She seizes the opportunity to react to this person who evokes feelings of such hope. She is ready to leap. She drops the awful nickname and becomes Clea: ‘she shed a skin that day.’
It is not until she reconnects with Kim that she revisits her past. ‘This unexpected telescope… put her on edge.’ It is not only cerebral memories that return but an emotional experience, too, which she finds she cannot control or contain, but she does know that she will not welcome it, so she attacks what seems to be causing it – Kim. Her nature is not violent, so she takes the next best option and attacks him with strawberry gateau. It works. It stops the memories and gives her a sense of protecting herself but it has led her into a new and unwelcome situation – she is stuck on a bus covered in pudding!
Her instinct keeps drawing her back to Kim and when she finds him with the Principal, all she can think of is that she must help this woman. She discovers a new ability that she is not ready for, she rejects it but not before it has done some good. She is well on the way to being whole.
About Fiona Mordaunt
After attending school for model-making, Mordaunt started Image Casting in 1998, specialising in customised body castings. Over the course of 13 years, she worked on such films as Atonement and The Wildest Dream, as well as for personal clients like Lionel Richie. In 2012, she relocated to Botswana with her husband and daughter where she currently resides.
Book & Buy Links
Title: The Frog Theory
Author: Fiona Mordaunt
Genre: Drama | Fiction

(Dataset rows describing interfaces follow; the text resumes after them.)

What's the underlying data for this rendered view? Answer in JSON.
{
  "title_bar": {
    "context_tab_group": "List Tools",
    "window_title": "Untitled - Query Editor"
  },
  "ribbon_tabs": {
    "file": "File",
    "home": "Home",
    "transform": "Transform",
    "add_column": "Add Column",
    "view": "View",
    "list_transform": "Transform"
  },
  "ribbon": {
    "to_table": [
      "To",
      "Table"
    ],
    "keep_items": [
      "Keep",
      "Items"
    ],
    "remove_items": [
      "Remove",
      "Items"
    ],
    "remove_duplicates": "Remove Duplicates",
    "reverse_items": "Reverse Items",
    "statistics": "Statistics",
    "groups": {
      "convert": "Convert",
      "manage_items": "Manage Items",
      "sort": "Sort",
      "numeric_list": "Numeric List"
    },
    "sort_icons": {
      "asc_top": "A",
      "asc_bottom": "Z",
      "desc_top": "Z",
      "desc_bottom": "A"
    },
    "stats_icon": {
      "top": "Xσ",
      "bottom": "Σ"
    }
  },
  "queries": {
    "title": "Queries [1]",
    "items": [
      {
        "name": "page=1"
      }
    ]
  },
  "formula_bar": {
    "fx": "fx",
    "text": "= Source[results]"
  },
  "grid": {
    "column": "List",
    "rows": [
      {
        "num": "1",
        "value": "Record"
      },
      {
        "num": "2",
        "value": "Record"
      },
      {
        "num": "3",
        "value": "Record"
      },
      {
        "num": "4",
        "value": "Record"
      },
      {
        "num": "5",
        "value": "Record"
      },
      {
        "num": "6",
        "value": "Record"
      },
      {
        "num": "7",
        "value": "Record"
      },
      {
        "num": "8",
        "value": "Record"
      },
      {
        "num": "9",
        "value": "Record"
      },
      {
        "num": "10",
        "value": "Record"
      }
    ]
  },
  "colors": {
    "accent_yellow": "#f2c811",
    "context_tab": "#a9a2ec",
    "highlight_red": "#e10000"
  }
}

Publisher: Clink Street Publishing
Publication Date: 14 February 2017
Review Format: N/A
Other Formats: eBook
Buy: Amazon UK | Amazon US | iBooks